353
354
Update a worker with a new MAUS configuration. Existing transforms have death then birth invoked with the new configuration.
355
<pre>
356
$ from celery.task.control import broadcast
357
$ broadcast("set_maus_configuration", arguments= \
358
{"configuration":"""{"TOFconversionFactor":0.01}"""}, reply=True)
359
[{u'worker1': {u'status': u'ok'}}]
360
</pre>
361
362
Update a worker with a new transform. Existing transforms have death invoked. Instances of the new transforms are created and the current MAUS configuration passed into their birth method.
363
<pre>
364
$ from celery.task.control import broadcast
365
$ broadcast("set_maus_configuration", arguments= \
366
{"transform":["MapPyPrint", "MapPyDoNothing"]}, reply=True)
367
[{u'worker1': {u'status': u'ok'}}]
368
</pre>
369
370
Update a worker with a new MAUS configuration and a new transform.
371
<pre>
372
$ from celery.task.control import broadcast
373
$ broadcast("set_maus_configuration", arguments= \
374
{"transform":["MapPyPrint", "MapPyDoNothing"], \
375
 "configuration":"""{"TOFconversionFactor":0.01}"""}, reply=True)
376
[{u'worker1': {u'status': u'ok'}}]
377
</pre>
378
379 5 Jackson, Mike
h3. Restart the workers
380
381 1 Jackson, Mike
To restart Celery workers, run:
382
<pre>
383
$ from celery.task.control import broadcast
384
$ broadcast("restart_pool", reply=True)
385 5 Jackson, Mike
[{u'worker1': {u'status': u'ok'}}]
386 6 Jackson, Mike
</pre>
387
This instructs the Celery worker to terminate its sub-processes and spawn new ones. These new ones will inherit any updated configuration or transforms sent using @set_maus_configuration@ above.
388
389
In the @celeryd@ window you might see this:
390
<pre>
391
Consumer: Connection to broker lost. Trying to re-establish the connection...
392 7 Jackson, Mike
Traceback (most recent call last):
393
...
394
...
395 6 Jackson, Mike
...
396
error: [Errno 4] Interrupted system call
397 1 Jackson, Mike
</pre>
398
This can be ignored. If in doubt you can use @get_maus_configuration@ above to ensure that the workers have the new configuration.
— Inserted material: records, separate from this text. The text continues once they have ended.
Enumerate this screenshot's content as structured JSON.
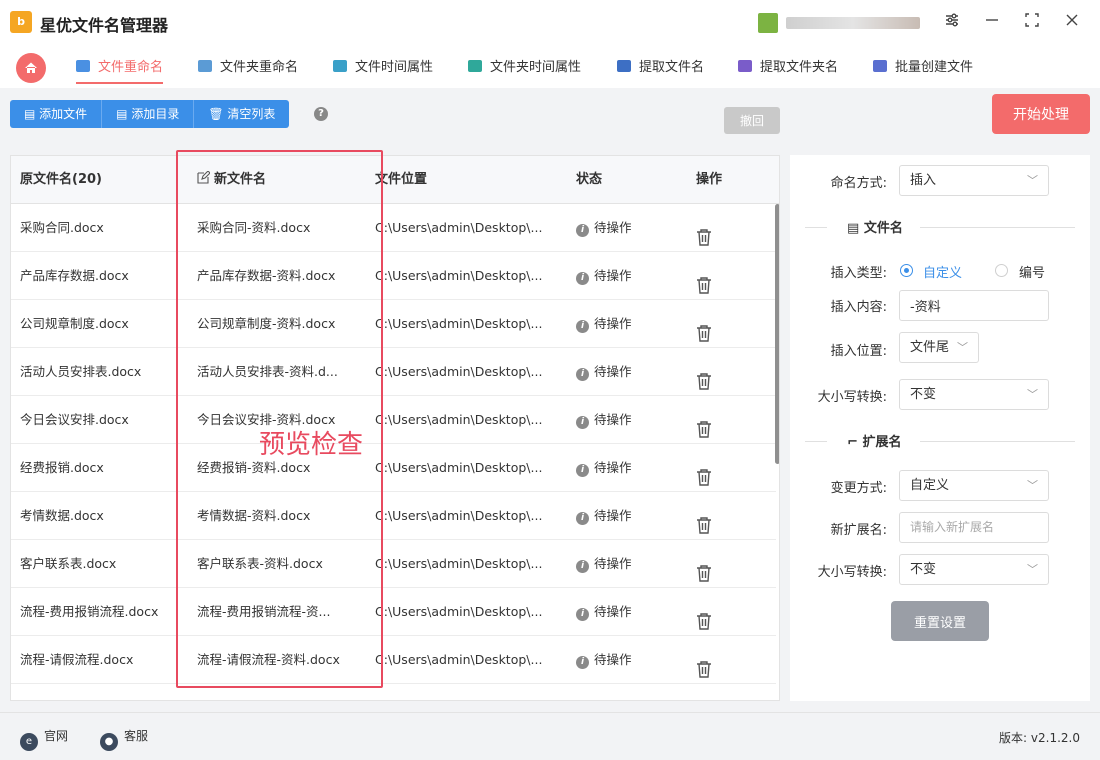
{
  "app": {
    "title": "星优文件名管理器",
    "logo_text": "b",
    "window_controls": [
      "settings-icon",
      "minimize-icon",
      "maximize-icon",
      "close-icon"
    ]
  },
  "tabs": [
    {
      "label": "文件重命名",
      "icon": "file-rename-icon",
      "color": "#4a90e2",
      "active": true
    },
    {
      "label": "文件夹重命名",
      "icon": "folder-rename-icon",
      "color": "#5b9bd5",
      "active": false
    },
    {
      "label": "文件时间属性",
      "icon": "file-time-icon",
      "color": "#3aa0c8",
      "active": false
    },
    {
      "label": "文件夹时间属性",
      "icon": "folder-time-icon",
      "color": "#2fa89a",
      "active": false
    },
    {
      "label": "提取文件名",
      "icon": "extract-file-icon",
      "color": "#3d6fc4",
      "active": false
    },
    {
      "label": "提取文件夹名",
      "icon": "extract-folder-icon",
      "color": "#7a5cc9",
      "active": false
    },
    {
      "label": "批量创建文件",
      "icon": "batch-create-icon",
      "color": "#5a6fd0",
      "active": false
    }
  ],
  "toolbar": {
    "add_file": "添加文件",
    "add_dir": "添加目录",
    "clear_list": "清空列表",
    "help": "?",
    "undo": "撤回",
    "start": "开始处理"
  },
  "table": {
    "headers": {
      "original": "原文件名(20)",
      "new": "新文件名",
      "path": "文件位置",
      "status": "状态",
      "action": "操作"
    },
    "rows": [
      {
        "original": "采购合同.docx",
        "new": "采购合同-资料.docx",
        "path": "C:\\Users\\admin\\Desktop\\...",
        "status": "待操作"
      },
      {
        "original": "产品库存数据.docx",
        "new": "产品库存数据-资料.docx",
        "path": "C:\\Users\\admin\\Desktop\\...",
        "status": "待操作"
      },
      {
        "original": "公司规章制度.docx",
        "new": "公司规章制度-资料.docx",
        "path": "C:\\Users\\admin\\Desktop\\...",
        "status": "待操作"
      },
      {
        "original": "活动人员安排表.docx",
        "new": "活动人员安排表-资料.d...",
        "path": "C:\\Users\\admin\\Desktop\\...",
        "status": "待操作"
      },
      {
        "original": "今日会议安排.docx",
        "new": "今日会议安排-资料.docx",
        "path": "C:\\Users\\admin\\Desktop\\...",
        "status": "待操作"
      },
      {
        "original": "经费报销.docx",
        "new": "经费报销-资料.docx",
        "path": "C:\\Users\\admin\\Desktop\\...",
        "status": "待操作"
      },
      {
        "original": "考情数据.docx",
        "new": "考情数据-资料.docx",
        "path": "C:\\Users\\admin\\Desktop\\...",
        "status": "待操作"
      },
      {
        "original": "客户联系表.docx",
        "new": "客户联系表-资料.docx",
        "path": "C:\\Users\\admin\\Desktop\\...",
        "status": "待操作"
      },
      {
        "original": "流程-费用报销流程.docx",
        "new": "流程-费用报销流程-资...",
        "path": "C:\\Users\\admin\\Desktop\\...",
        "status": "待操作"
      },
      {
        "original": "流程-请假流程.docx",
        "new": "流程-请假流程-资料.docx",
        "path": "C:\\Users\\admin\\Desktop\\...",
        "status": "待操作"
      }
    ]
  },
  "overlay": {
    "label": "预览检查",
    "color": "#e84a5f"
  },
  "panel": {
    "naming_mode_label": "命名方式:",
    "naming_mode_value": "插入",
    "filename_section": "文件名",
    "insert_type_label": "插入类型:",
    "insert_type_options": [
      "自定义",
      "编号"
    ],
    "insert_type_selected": "自定义",
    "insert_content_label": "插入内容:",
    "insert_content_value": "-资料",
    "insert_pos_label": "插入位置:",
    "insert_pos_value": "文件尾",
    "case_label": "大小写转换:",
    "case_value": "不变",
    "ext_section": "扩展名",
    "change_mode_label": "变更方式:",
    "change_mode_value": "自定义",
    "new_ext_label": "新扩展名:",
    "new_ext_placeholder": "请输入新扩展名",
    "ext_case_label": "大小写转换:",
    "ext_case_value": "不变",
    "reset": "重置设置"
  },
  "footer": {
    "website": "官网",
    "support": "客服",
    "version": "版本: v2.1.2.0"
  },
  "colors": {
    "accent": "#f36b6b",
    "primary": "#3b8fe8",
    "highlight": "#e84a5f"
  }
}
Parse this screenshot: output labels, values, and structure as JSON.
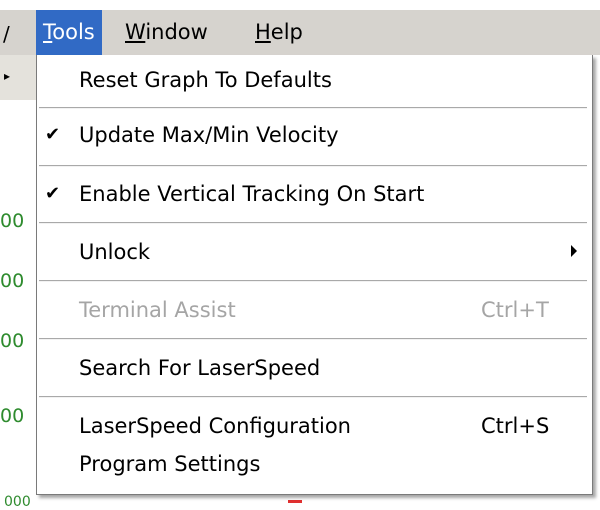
{
  "menubar": {
    "left_fragment": "/",
    "items": [
      {
        "mnemonic": "T",
        "rest": "ools",
        "open": true
      },
      {
        "mnemonic": "W",
        "rest": "indow",
        "open": false
      },
      {
        "mnemonic": "H",
        "rest": "elp",
        "open": false
      }
    ]
  },
  "background": {
    "tick_labels": [
      "00",
      "00",
      "00",
      "00"
    ],
    "bottom_fragment": "000"
  },
  "dropdown": {
    "items": [
      {
        "label": "Reset Graph To Defaults",
        "checked": false,
        "shortcut": "",
        "disabled": false
      },
      {
        "label": "Update Max/Min Velocity",
        "checked": true,
        "shortcut": "",
        "disabled": false
      },
      {
        "label": "Enable Vertical Tracking On Start",
        "checked": true,
        "shortcut": "",
        "disabled": false
      },
      {
        "label": "Unlock",
        "checked": false,
        "shortcut": "",
        "disabled": false,
        "submenu": true
      },
      {
        "label": "Terminal Assist",
        "checked": false,
        "shortcut": "Ctrl+T",
        "disabled": true
      },
      {
        "label": "Search For LaserSpeed",
        "checked": false,
        "shortcut": "",
        "disabled": false
      },
      {
        "label": "LaserSpeed Configuration",
        "checked": false,
        "shortcut": "Ctrl+S",
        "disabled": false
      },
      {
        "label": "Program Settings",
        "checked": false,
        "shortcut": "",
        "disabled": false
      }
    ],
    "check_glyph": "✔"
  }
}
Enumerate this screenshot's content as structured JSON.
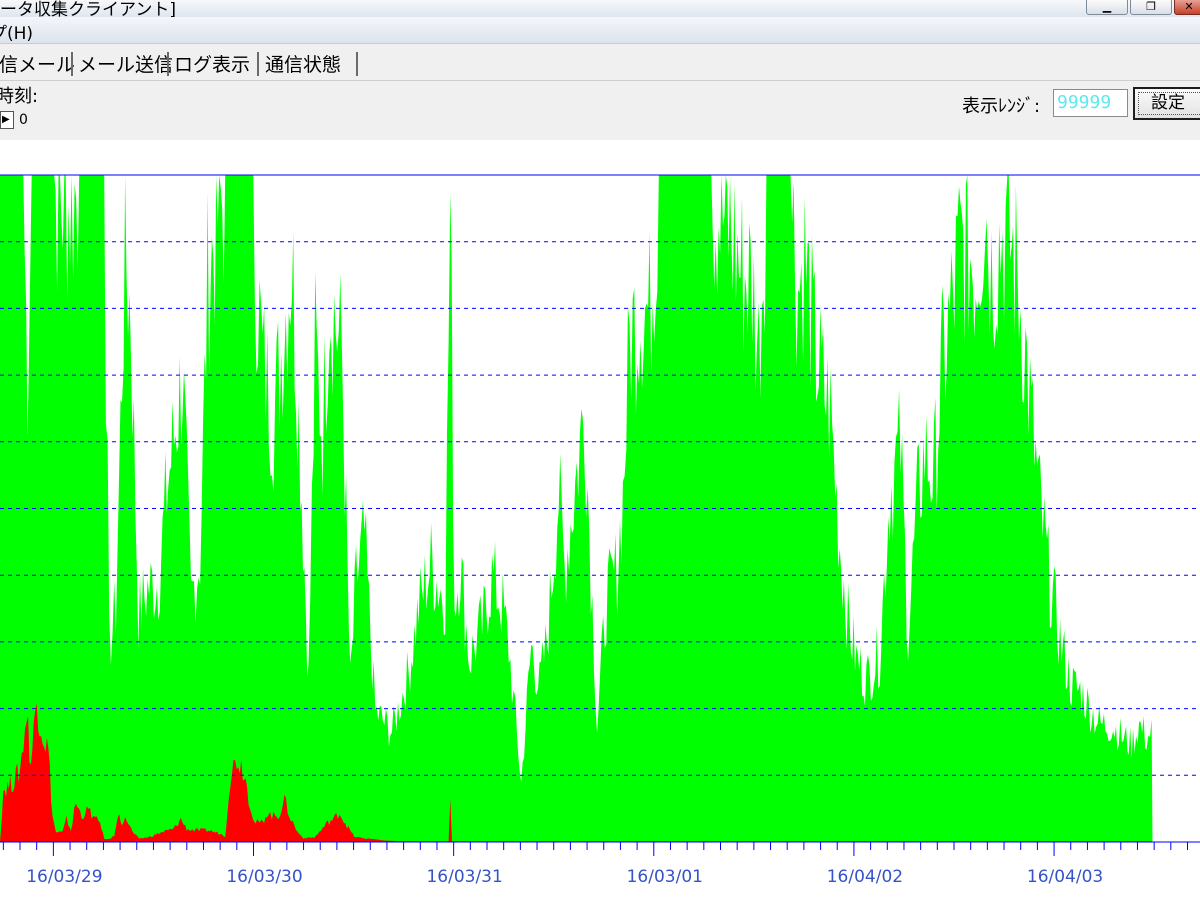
{
  "window": {
    "title": "ータ収集クライアント]",
    "buttons": [
      "minimize-button",
      "maximize-button",
      "close-button"
    ]
  },
  "menu": {
    "items": [
      {
        "label": "プ(H)"
      }
    ]
  },
  "tabs": [
    {
      "label": "受信メール"
    },
    {
      "label": "メール送信"
    },
    {
      "label": "ログ表示"
    },
    {
      "label": "通信状態"
    }
  ],
  "controls": {
    "time_label": "時刻:",
    "spin_value": "0",
    "range_label": "表示ﾚﾝｼﾞ:",
    "range_value": "99999",
    "set_button_label": "設定"
  },
  "colors": {
    "green_series": "#00ff00",
    "red_series": "#ff0000",
    "grid": "#0000ff",
    "axis_labels": "#3553c8",
    "range_text": "#5fe8f0"
  },
  "chart_data": {
    "type": "area",
    "x_unit": "hours since 16/03/29 00:00",
    "y_max": 99999,
    "xlim": [
      -6.4,
      137.5
    ],
    "grid": "horizontal dashed",
    "x_tick_labels": [
      {
        "label": "16/03/29",
        "x": 0
      },
      {
        "label": "16/03/30",
        "x": 24
      },
      {
        "label": "16/03/31",
        "x": 48
      },
      {
        "label": "16/03/01",
        "x": 72
      },
      {
        "label": "16/04/02",
        "x": 96
      },
      {
        "label": "16/04/03",
        "x": 120
      }
    ],
    "series": [
      {
        "color": "#00ff00",
        "points": [
          [
            -6.4,
            100000
          ],
          [
            -3.6,
            100000
          ],
          [
            -3.1,
            72000
          ],
          [
            -2.6,
            100000
          ],
          [
            -0.6,
            100000
          ],
          [
            0.1,
            100000
          ],
          [
            2.0,
            98000
          ],
          [
            3.1,
            100000
          ],
          [
            3.9,
            100000
          ],
          [
            5.5,
            100000
          ],
          [
            6.1,
            100000
          ],
          [
            6.7,
            30000
          ],
          [
            7.5,
            36000
          ],
          [
            8.6,
            92000
          ],
          [
            9.3,
            80000
          ],
          [
            10.2,
            35000
          ],
          [
            11.3,
            39000
          ],
          [
            12.6,
            40000
          ],
          [
            13.6,
            54000
          ],
          [
            15.5,
            72000
          ],
          [
            16.5,
            37000
          ],
          [
            17.6,
            44000
          ],
          [
            18.5,
            86000
          ],
          [
            19.7,
            96000
          ],
          [
            20.6,
            100000
          ],
          [
            23.6,
            100000
          ],
          [
            25.1,
            74000
          ],
          [
            26.4,
            65000
          ],
          [
            28.6,
            90000
          ],
          [
            29.6,
            60000
          ],
          [
            30.6,
            25000
          ],
          [
            31.4,
            76000
          ],
          [
            32.3,
            63000
          ],
          [
            33.1,
            85000
          ],
          [
            34.6,
            75000
          ],
          [
            35.6,
            24000
          ],
          [
            36.3,
            40000
          ],
          [
            37.3,
            47000
          ],
          [
            38.6,
            20000
          ],
          [
            40.6,
            17000
          ],
          [
            42.6,
            26000
          ],
          [
            43.8,
            36000
          ],
          [
            45.3,
            43000
          ],
          [
            46.3,
            39000
          ],
          [
            47.0,
            38000
          ],
          [
            47.6,
            98000
          ],
          [
            48.1,
            37000
          ],
          [
            48.8,
            43000
          ],
          [
            49.9,
            28000
          ],
          [
            51.6,
            34000
          ],
          [
            52.6,
            41000
          ],
          [
            53.9,
            36000
          ],
          [
            54.6,
            30000
          ],
          [
            55.4,
            19000
          ],
          [
            56.1,
            9000
          ],
          [
            57.3,
            30000
          ],
          [
            58.3,
            24000
          ],
          [
            59.2,
            31000
          ],
          [
            60.6,
            54000
          ],
          [
            61.3,
            42000
          ],
          [
            62.2,
            51000
          ],
          [
            63.7,
            67000
          ],
          [
            65.2,
            18000
          ],
          [
            66.3,
            37000
          ],
          [
            67.6,
            42000
          ],
          [
            68.3,
            53000
          ],
          [
            69.1,
            77000
          ],
          [
            70.6,
            83000
          ],
          [
            71.5,
            81000
          ],
          [
            72.6,
            100000
          ],
          [
            75.4,
            100000
          ],
          [
            76.9,
            100000
          ],
          [
            78.9,
            100000
          ],
          [
            80.3,
            96000
          ],
          [
            81.3,
            94000
          ],
          [
            82.4,
            88000
          ],
          [
            83.8,
            86000
          ],
          [
            84.6,
            76000
          ],
          [
            85.5,
            100000
          ],
          [
            88.4,
            100000
          ],
          [
            89.3,
            85000
          ],
          [
            90.1,
            90000
          ],
          [
            91.3,
            76000
          ],
          [
            92.3,
            70000
          ],
          [
            93.2,
            66000
          ],
          [
            94.3,
            46000
          ],
          [
            95.3,
            34000
          ],
          [
            96.3,
            28000
          ],
          [
            97.5,
            25000
          ],
          [
            99.1,
            29000
          ],
          [
            100.3,
            54000
          ],
          [
            101.6,
            61000
          ],
          [
            102.5,
            32000
          ],
          [
            103.6,
            52000
          ],
          [
            104.5,
            60000
          ],
          [
            105.6,
            56000
          ],
          [
            106.6,
            73000
          ],
          [
            107.5,
            80000
          ],
          [
            108.6,
            90000
          ],
          [
            109.6,
            92000
          ],
          [
            110.6,
            88000
          ],
          [
            111.7,
            99000
          ],
          [
            112.5,
            88000
          ],
          [
            113.6,
            93000
          ],
          [
            114.4,
            95000
          ],
          [
            115.6,
            87000
          ],
          [
            116.4,
            78000
          ],
          [
            117.3,
            65000
          ],
          [
            118.3,
            52000
          ],
          [
            119.5,
            40000
          ],
          [
            120.9,
            30000
          ],
          [
            122.1,
            24000
          ],
          [
            123.3,
            23000
          ],
          [
            124.5,
            20000
          ],
          [
            125.6,
            18000
          ],
          [
            126.9,
            18000
          ],
          [
            128.3,
            16000
          ],
          [
            129.3,
            15000
          ],
          [
            130.2,
            18000
          ],
          [
            131.1,
            16000
          ],
          [
            131.7,
            17000
          ],
          [
            131.8,
            0
          ]
        ]
      },
      {
        "color": "#ff0000",
        "points": [
          [
            -6.4,
            0
          ],
          [
            -6.0,
            8000
          ],
          [
            -5.0,
            9000
          ],
          [
            -4.0,
            11000
          ],
          [
            -3.2,
            20000
          ],
          [
            -2.7,
            12000
          ],
          [
            -2.0,
            22000
          ],
          [
            -1.3,
            17000
          ],
          [
            -0.6,
            14000
          ],
          [
            -0.1,
            4000
          ],
          [
            0.3,
            1500
          ],
          [
            1.1,
            1500
          ],
          [
            1.6,
            3500
          ],
          [
            2.1,
            1800
          ],
          [
            2.7,
            6000
          ],
          [
            3.4,
            4000
          ],
          [
            4.2,
            5000
          ],
          [
            5.0,
            3500
          ],
          [
            5.6,
            3000
          ],
          [
            6.1,
            500
          ],
          [
            6.3,
            400
          ],
          [
            6.8,
            500
          ],
          [
            7.3,
            1000
          ],
          [
            7.9,
            4500
          ],
          [
            8.2,
            3000
          ],
          [
            8.8,
            3500
          ],
          [
            9.5,
            1500
          ],
          [
            10.3,
            500
          ],
          [
            11.6,
            800
          ],
          [
            13.0,
            1500
          ],
          [
            14.4,
            2000
          ],
          [
            15.3,
            3500
          ],
          [
            16.0,
            2000
          ],
          [
            16.9,
            1800
          ],
          [
            18.6,
            1800
          ],
          [
            20.0,
            1300
          ],
          [
            20.6,
            900
          ],
          [
            21.2,
            10000
          ],
          [
            22.0,
            13000
          ],
          [
            22.9,
            11000
          ],
          [
            23.4,
            7000
          ],
          [
            24.1,
            3000
          ],
          [
            25.1,
            3000
          ],
          [
            25.6,
            4500
          ],
          [
            26.2,
            4000
          ],
          [
            27.0,
            4000
          ],
          [
            27.7,
            6500
          ],
          [
            28.5,
            3500
          ],
          [
            29.3,
            1500
          ],
          [
            30.0,
            600
          ],
          [
            31.3,
            700
          ],
          [
            32.1,
            1800
          ],
          [
            32.9,
            3000
          ],
          [
            33.6,
            3500
          ],
          [
            34.3,
            4500
          ],
          [
            35.2,
            2500
          ],
          [
            36.1,
            800
          ],
          [
            37.0,
            600
          ],
          [
            38.7,
            400
          ],
          [
            39.4,
            250
          ],
          [
            41.0,
            150
          ],
          [
            46.0,
            100
          ],
          [
            47.4,
            100
          ],
          [
            47.6,
            7000
          ],
          [
            47.8,
            100
          ],
          [
            54.0,
            100
          ],
          [
            59.0,
            100
          ],
          [
            70.0,
            100
          ],
          [
            100.0,
            100
          ],
          [
            131.7,
            100
          ],
          [
            131.8,
            0
          ]
        ]
      }
    ]
  }
}
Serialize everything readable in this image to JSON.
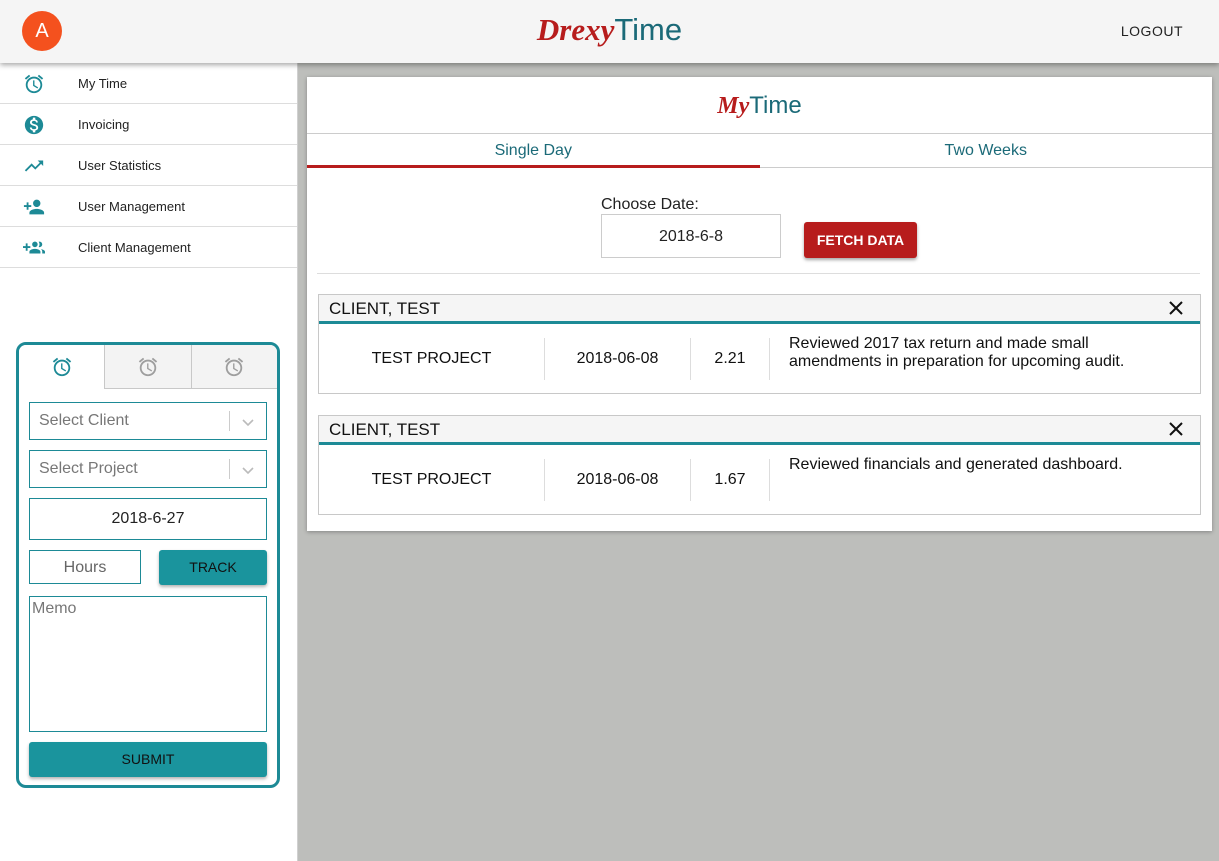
{
  "header": {
    "avatar_letter": "A",
    "brand_part1": "Drexy",
    "brand_part2": "Time",
    "logout_label": "LOGOUT"
  },
  "sidebar": {
    "items": [
      {
        "label": "My Time",
        "icon": "alarm-clock-icon"
      },
      {
        "label": "Invoicing",
        "icon": "dollar-circle-icon"
      },
      {
        "label": "User Statistics",
        "icon": "trending-up-icon"
      },
      {
        "label": "User Management",
        "icon": "person-add-icon"
      },
      {
        "label": "Client Management",
        "icon": "group-add-icon"
      }
    ]
  },
  "tracker": {
    "tabs": [
      "alarm-clock-icon",
      "alarm-clock-icon",
      "alarm-clock-icon"
    ],
    "active_tab": 0,
    "client_placeholder": "Select Client",
    "project_placeholder": "Select Project",
    "date_value": "2018-6-27",
    "hours_placeholder": "Hours",
    "track_label": "TRACK",
    "memo_placeholder": "Memo",
    "submit_label": "SUBMIT"
  },
  "main": {
    "title_part1": "My",
    "title_part2": "Time",
    "tabs": [
      {
        "label": "Single Day",
        "active": true
      },
      {
        "label": "Two Weeks",
        "active": false
      }
    ],
    "choose_date_label": "Choose Date:",
    "date_value": "2018-6-8",
    "fetch_label": "FETCH DATA",
    "entries": [
      {
        "client": "CLIENT, TEST",
        "project": "TEST PROJECT",
        "date": "2018-06-08",
        "hours": "2.21",
        "memo": "Reviewed 2017 tax return and made small amendments in preparation for upcoming audit."
      },
      {
        "client": "CLIENT, TEST",
        "project": "TEST PROJECT",
        "date": "2018-06-08",
        "hours": "1.67",
        "memo": "Reviewed financials and generated dashboard."
      }
    ]
  },
  "colors": {
    "accent_teal": "#1d8a96",
    "brand_red": "#b71c1c",
    "avatar_orange": "#f4511e"
  }
}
399 10 Jackson, Mike
400
Note: Celery 2.5 supports a @broadcast("pool_restart")@ command which has the same intent as the above. At present MAUS uses Celery 2.4.6 which is the latest one available via @easy_install@.